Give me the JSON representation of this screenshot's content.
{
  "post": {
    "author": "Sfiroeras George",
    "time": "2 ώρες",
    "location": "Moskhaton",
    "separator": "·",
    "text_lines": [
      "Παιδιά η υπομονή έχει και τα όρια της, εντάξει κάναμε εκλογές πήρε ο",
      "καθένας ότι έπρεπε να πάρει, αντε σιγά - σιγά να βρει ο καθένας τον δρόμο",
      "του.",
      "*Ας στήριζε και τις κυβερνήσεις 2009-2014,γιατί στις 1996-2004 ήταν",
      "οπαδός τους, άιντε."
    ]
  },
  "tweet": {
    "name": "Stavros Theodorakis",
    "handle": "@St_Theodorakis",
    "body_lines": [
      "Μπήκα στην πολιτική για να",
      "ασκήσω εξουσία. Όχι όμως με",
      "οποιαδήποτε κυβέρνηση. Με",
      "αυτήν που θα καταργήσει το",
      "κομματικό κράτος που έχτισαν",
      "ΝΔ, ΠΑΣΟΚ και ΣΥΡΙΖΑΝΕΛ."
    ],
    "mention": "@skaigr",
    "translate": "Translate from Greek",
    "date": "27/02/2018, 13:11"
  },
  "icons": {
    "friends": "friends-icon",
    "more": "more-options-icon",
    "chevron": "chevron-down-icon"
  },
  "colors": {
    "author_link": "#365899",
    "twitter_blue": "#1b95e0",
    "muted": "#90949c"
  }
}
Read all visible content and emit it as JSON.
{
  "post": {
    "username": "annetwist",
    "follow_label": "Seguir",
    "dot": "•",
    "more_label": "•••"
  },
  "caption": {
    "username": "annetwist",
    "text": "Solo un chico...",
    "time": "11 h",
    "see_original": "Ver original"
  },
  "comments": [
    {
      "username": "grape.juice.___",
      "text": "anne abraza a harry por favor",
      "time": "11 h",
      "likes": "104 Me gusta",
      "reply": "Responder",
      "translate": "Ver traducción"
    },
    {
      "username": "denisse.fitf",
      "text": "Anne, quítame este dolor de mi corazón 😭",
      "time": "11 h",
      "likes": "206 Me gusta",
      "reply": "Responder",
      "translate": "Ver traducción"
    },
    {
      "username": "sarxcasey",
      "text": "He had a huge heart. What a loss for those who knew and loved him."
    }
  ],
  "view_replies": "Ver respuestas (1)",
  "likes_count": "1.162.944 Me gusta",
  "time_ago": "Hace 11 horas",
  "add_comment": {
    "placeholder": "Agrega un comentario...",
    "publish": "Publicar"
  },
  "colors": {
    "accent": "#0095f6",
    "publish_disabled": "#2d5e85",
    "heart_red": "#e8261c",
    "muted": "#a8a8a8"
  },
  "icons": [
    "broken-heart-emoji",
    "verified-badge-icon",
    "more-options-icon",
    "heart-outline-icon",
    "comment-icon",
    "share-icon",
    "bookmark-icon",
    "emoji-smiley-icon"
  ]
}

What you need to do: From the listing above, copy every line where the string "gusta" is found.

Problem solution:
      "likes": "104 Me gusta",
      "likes": "206 Me gusta",
  "likes_count": "1.162.944 Me gusta",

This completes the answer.